== Problem description ==
Reproduce the entries that follow exactly. No picture should appear in the result.

^^^^

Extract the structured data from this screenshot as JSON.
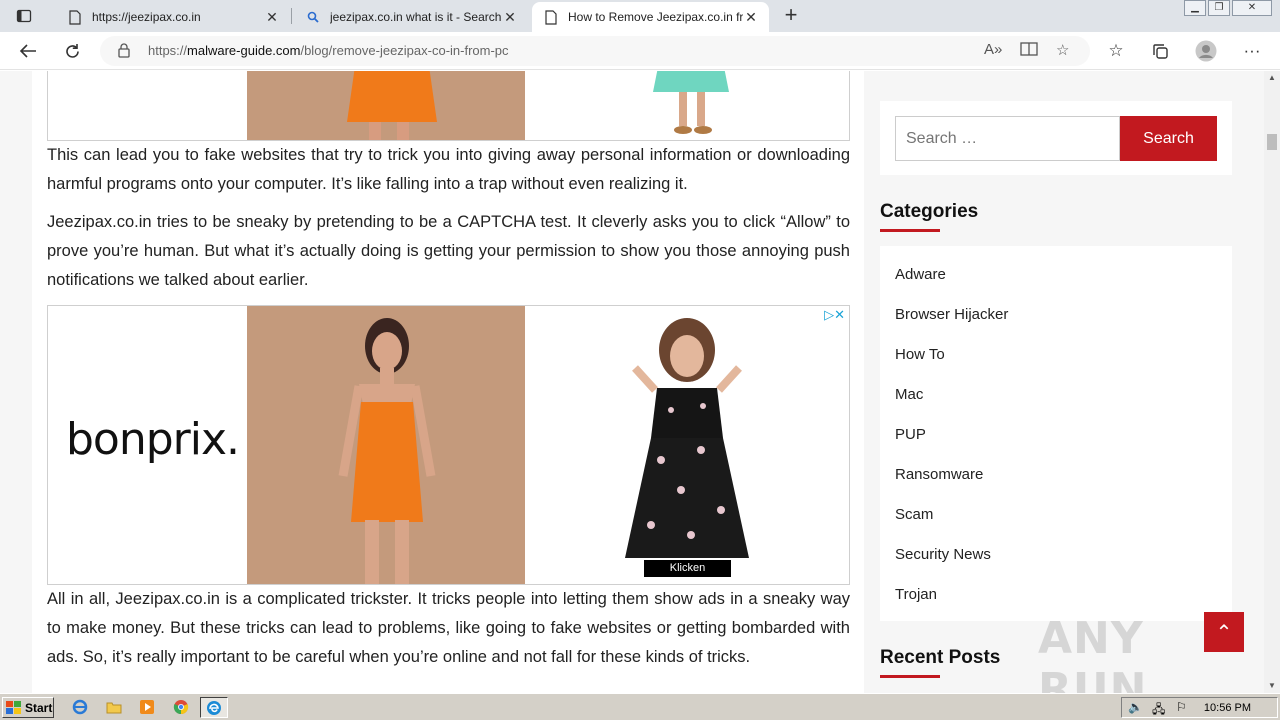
{
  "browser": {
    "tabs": [
      {
        "title": "https://jeezipax.co.in",
        "icon": "page-icon"
      },
      {
        "title": "jeezipax.co.in what is it - Search",
        "icon": "search-icon"
      },
      {
        "title": "How to Remove Jeezipax.co.in from PC",
        "icon": "page-icon"
      }
    ],
    "url_prefix": "https://",
    "url_domain": "malware-guide.com",
    "url_path": "/blog/remove-jeezipax-co-in-from-pc"
  },
  "article": {
    "paragraphs": [
      "This can lead you to fake websites that try to trick you into giving away personal information or downloading harmful programs onto your computer. It’s like falling into a trap without even realizing it.",
      "Jeezipax.co.in tries to be sneaky by pretending to be a CAPTCHA test. It cleverly asks you to click “Allow” to prove you’re human. But what it’s actually doing is getting your permission to show you those annoying push notifications we talked about earlier.",
      "All in all, Jeezipax.co.in is a complicated trickster. It tricks people into letting them show ads in a sneaky way to make money. But these tricks can lead to problems, like going to fake websites or getting bombarded with ads. So, it’s really important to be careful when you’re online and not fall for these kinds of tricks."
    ],
    "ad": {
      "brand": "bonprix.",
      "cta": "Klicken"
    }
  },
  "sidebar": {
    "search_placeholder": "Search …",
    "search_button": "Search",
    "categories_title": "Categories",
    "categories": [
      "Adware",
      "Browser Hijacker",
      "How To",
      "Mac",
      "PUP",
      "Ransomware",
      "Scam",
      "Security News",
      "Trojan"
    ],
    "recent_posts_title": "Recent Posts"
  },
  "watermark": "ANY RUN",
  "taskbar": {
    "start_label": "Start",
    "clock": "10:56 PM"
  },
  "colors": {
    "accent": "#c2191f",
    "tabstrip": "#dfe3e8",
    "taskbar": "#d4d0c8"
  }
}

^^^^

== Answer space ==
Extract the structured data from this screenshot as JSON.
{
  "browser": {
    "tabs": [
      {
        "title": "https://jeezipax.co.in",
        "icon": "page-icon"
      },
      {
        "title": "jeezipax.co.in what is it - Search",
        "icon": "search-icon"
      },
      {
        "title": "How to Remove Jeezipax.co.in from PC",
        "icon": "page-icon"
      }
    ],
    "url_prefix": "https://",
    "url_domain": "malware-guide.com",
    "url_path": "/blog/remove-jeezipax-co-in-from-pc"
  },
  "article": {
    "paragraphs": [
      "This can lead you to fake websites that try to trick you into giving away personal information or downloading harmful programs onto your computer. It’s like falling into a trap without even realizing it.",
      "Jeezipax.co.in tries to be sneaky by pretending to be a CAPTCHA test. It cleverly asks you to click “Allow” to prove you’re human. But what it’s actually doing is getting your permission to show you those annoying push notifications we talked about earlier.",
      "All in all, Jeezipax.co.in is a complicated trickster. It tricks people into letting them show ads in a sneaky way to make money. But these tricks can lead to problems, like going to fake websites or getting bombarded with ads. So, it’s really important to be careful when you’re online and not fall for these kinds of tricks."
    ],
    "ad": {
      "brand": "bonprix.",
      "cta": "Klicken"
    }
  },
  "sidebar": {
    "search_placeholder": "Search …",
    "search_button": "Search",
    "categories_title": "Categories",
    "categories": [
      "Adware",
      "Browser Hijacker",
      "How To",
      "Mac",
      "PUP",
      "Ransomware",
      "Scam",
      "Security News",
      "Trojan"
    ],
    "recent_posts_title": "Recent Posts"
  },
  "watermark": "ANY RUN",
  "taskbar": {
    "start_label": "Start",
    "clock": "10:56 PM"
  },
  "colors": {
    "accent": "#c2191f",
    "tabstrip": "#dfe3e8",
    "taskbar": "#d4d0c8"
  }
}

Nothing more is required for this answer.